┏━━
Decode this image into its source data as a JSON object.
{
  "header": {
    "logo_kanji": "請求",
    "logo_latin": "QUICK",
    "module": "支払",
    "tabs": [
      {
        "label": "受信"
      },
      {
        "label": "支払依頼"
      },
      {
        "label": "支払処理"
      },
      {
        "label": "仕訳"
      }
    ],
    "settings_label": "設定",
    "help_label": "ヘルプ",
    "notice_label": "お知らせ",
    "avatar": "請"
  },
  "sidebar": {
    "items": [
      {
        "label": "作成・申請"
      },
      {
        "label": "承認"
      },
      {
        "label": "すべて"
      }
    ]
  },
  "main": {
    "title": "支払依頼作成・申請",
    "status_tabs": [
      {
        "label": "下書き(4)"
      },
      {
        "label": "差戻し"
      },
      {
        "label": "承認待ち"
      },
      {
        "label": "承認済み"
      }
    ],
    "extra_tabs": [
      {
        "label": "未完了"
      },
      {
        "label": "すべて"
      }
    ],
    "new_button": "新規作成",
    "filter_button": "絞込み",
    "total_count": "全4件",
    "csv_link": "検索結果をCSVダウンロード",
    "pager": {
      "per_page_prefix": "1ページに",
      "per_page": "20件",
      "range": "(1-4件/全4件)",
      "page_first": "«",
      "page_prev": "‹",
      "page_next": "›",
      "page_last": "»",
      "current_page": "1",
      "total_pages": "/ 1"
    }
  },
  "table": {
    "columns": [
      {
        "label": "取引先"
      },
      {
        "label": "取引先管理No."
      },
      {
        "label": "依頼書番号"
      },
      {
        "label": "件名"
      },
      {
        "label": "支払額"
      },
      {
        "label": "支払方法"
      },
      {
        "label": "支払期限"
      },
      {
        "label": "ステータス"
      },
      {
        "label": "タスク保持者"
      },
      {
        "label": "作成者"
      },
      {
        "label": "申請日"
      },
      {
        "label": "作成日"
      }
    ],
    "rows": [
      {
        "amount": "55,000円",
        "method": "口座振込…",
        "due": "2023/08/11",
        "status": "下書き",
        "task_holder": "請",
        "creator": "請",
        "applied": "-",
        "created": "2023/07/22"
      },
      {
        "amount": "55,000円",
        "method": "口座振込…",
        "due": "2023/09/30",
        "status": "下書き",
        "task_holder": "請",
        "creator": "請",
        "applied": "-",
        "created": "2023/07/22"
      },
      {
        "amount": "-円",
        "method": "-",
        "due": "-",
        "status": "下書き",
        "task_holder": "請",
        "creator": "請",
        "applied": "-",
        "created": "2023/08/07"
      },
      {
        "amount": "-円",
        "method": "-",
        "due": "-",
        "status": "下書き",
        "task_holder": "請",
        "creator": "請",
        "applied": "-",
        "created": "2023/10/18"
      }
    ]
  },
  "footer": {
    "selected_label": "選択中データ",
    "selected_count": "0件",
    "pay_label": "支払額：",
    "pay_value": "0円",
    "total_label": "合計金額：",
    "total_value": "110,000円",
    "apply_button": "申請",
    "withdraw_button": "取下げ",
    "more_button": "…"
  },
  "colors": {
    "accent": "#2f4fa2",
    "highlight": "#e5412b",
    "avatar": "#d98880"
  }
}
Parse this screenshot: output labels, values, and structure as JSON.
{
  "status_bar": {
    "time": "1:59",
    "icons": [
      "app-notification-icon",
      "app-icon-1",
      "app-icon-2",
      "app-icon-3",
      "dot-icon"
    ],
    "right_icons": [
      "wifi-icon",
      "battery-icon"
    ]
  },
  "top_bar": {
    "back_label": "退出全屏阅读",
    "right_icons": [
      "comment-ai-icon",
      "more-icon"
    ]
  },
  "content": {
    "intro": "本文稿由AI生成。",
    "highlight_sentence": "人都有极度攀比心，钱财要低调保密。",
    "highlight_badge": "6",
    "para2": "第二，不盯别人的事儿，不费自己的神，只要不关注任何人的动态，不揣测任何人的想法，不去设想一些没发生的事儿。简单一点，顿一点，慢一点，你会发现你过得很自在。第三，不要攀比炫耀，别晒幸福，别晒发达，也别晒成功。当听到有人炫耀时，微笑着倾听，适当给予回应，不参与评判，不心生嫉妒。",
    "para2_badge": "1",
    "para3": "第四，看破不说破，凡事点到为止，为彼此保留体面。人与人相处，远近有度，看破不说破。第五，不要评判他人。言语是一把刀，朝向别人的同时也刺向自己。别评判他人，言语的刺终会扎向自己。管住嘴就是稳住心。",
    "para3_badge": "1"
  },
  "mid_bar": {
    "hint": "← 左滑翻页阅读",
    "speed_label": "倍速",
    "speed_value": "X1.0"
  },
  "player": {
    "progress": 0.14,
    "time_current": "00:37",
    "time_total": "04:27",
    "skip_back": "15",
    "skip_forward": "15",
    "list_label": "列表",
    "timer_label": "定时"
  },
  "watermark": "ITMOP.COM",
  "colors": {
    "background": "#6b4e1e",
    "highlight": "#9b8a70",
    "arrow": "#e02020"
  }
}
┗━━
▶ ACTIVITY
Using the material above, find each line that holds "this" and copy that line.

▶ RESPONSE
Decode this image into its source data as a JSON object.
Parse this screenshot: output labels, values, and structure as JSON.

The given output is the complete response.